(back) Subject: Re: Recital at Woolsey Hall, Yale University this Sunday (Cross posted) From: "Malcolm Wechsler \(Mander Organs\)" <email@example.com> Date: Wed, 5 Jan 2005 00:31:09 -0500 Having posted about Andrew Henderson's concert at St. Ignatius on Sunday = at 4, I saw Fred Teardo's first posting about his own Woolsey recital = that same day without an indication of the time, and groaned a little = groan of frustration. However, I thought most Woolsey Sunday events were = at 8 p.m., which Fred confirmed in his second posting. I can do this! As = the last notes of <Dieu parmi nous> fade away, I can race down the nave = aisle flapping my arms and shouting "God IS among us, " leaping out of = the west doors and into my illegally parked car, and heading for the = Parkway north. This will be about 4:30, giving me more than two hours to = be in New Haven, supercharger whining away. It can be done.
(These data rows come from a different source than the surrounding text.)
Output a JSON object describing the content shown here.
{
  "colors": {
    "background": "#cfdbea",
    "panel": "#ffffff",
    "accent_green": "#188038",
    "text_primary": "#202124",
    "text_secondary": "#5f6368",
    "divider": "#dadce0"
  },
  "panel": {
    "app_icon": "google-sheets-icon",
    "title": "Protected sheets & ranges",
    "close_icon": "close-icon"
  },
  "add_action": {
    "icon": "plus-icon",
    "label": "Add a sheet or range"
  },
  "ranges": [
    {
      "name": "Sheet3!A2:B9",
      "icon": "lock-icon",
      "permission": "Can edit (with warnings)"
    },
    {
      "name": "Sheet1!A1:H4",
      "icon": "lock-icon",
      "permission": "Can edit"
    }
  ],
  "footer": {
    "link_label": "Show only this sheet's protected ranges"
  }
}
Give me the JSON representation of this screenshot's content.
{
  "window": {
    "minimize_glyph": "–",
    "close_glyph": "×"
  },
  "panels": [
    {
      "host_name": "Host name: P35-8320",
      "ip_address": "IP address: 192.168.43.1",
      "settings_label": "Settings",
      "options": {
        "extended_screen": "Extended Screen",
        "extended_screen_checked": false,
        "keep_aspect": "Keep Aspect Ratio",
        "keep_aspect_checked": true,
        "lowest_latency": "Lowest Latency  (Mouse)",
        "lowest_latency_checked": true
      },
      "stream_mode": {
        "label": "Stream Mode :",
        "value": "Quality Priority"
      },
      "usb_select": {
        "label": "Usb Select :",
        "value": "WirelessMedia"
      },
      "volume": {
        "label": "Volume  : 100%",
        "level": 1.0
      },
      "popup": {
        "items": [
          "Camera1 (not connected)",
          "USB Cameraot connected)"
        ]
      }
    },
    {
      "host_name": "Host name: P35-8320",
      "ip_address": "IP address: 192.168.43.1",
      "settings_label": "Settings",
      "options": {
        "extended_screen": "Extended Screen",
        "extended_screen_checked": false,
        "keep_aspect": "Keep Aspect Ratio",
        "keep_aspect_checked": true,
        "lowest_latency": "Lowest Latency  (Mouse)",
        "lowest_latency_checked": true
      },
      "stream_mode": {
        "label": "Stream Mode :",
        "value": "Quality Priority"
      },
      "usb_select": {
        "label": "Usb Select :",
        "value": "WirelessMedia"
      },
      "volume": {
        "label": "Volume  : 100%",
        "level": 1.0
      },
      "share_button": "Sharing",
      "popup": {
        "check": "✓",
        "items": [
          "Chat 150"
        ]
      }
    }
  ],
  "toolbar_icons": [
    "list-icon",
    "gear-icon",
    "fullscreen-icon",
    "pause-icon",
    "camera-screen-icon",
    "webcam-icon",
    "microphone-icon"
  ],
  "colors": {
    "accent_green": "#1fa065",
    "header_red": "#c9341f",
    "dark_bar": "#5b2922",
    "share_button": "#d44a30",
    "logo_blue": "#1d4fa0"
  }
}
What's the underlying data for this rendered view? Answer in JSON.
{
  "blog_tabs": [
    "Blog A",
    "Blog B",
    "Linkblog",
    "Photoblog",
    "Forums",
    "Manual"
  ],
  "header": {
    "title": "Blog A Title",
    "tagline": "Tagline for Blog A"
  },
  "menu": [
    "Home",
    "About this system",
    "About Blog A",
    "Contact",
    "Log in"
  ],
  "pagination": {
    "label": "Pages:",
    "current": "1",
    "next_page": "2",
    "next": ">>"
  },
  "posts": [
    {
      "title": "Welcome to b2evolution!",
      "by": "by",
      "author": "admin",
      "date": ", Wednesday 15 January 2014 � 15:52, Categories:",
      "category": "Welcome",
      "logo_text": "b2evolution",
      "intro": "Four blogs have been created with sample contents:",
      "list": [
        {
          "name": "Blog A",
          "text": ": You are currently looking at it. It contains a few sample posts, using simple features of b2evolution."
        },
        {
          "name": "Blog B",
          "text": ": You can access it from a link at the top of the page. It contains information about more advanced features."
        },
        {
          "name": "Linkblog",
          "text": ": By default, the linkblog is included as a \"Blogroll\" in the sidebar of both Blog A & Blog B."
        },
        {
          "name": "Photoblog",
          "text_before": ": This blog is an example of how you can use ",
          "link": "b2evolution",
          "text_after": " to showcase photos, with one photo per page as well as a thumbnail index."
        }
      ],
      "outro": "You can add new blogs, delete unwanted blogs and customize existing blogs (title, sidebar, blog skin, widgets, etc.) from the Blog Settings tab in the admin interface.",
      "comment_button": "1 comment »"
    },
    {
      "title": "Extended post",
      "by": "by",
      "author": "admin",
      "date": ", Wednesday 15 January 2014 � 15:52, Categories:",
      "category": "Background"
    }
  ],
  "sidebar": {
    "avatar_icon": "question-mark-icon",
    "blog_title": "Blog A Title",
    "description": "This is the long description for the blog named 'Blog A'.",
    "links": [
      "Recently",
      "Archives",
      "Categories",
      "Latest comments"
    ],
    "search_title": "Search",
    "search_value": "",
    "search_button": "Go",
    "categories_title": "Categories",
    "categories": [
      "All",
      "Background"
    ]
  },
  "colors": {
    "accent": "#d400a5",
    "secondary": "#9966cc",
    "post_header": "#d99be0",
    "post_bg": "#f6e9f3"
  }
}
If you have = the stamina, try to hear both Andrew Henderson at St. Ignatius Loyola, = NY at 4 and Fred Teardo at Woolsey Hall at 8. It will be an amazing day. = Even if you can only hear one, you will be well rewarded. These guys, = whose friendships I value highly, are strong and stylish players, and = each concert is an important event, and I will hate it if for any reason = I have to miss. I hope to see some of you. Happy New Year, Malcolm Wechsler www.mander-organs.com =20 ----- Original Message -----=20 From: Stephen Roberts=20 To: PipeChat ; PIPORG-L@listserv.albany.edu=20 Sent: Tuesday, January 04, 2005 8:38 PM Subject: Recital at Woolsey Hall, Yale University this Sunday (Cross = posted) You are cordially invited to attend a Master of Music degree recital = by my former student, Frederick Teardo, at Woolsey Hall, Yale = University. The recital will take place at 8:00 p.m. this Sunday, = January 9. The organ is the famed Newberry Organ built in 1928 by the = Skinner Organ Company. Woolsey Hall is located at the corner of Grove = and College Streets in New Haven, CT. The program will be as follows: Finlandia, Op. 26 (trans. Fricker) - Jean Sibelius Sonata in E-flat - Edward C. Bairstow Fantasie ueber den Choral "Halleluja! Gott zu loben", Op. 52, No. 3 - = Max Reger Symphony No. 6 in B major, Op. 59 - Louis Vierne Stephen Roberts Western Connecticut State University, Danbury, CT USA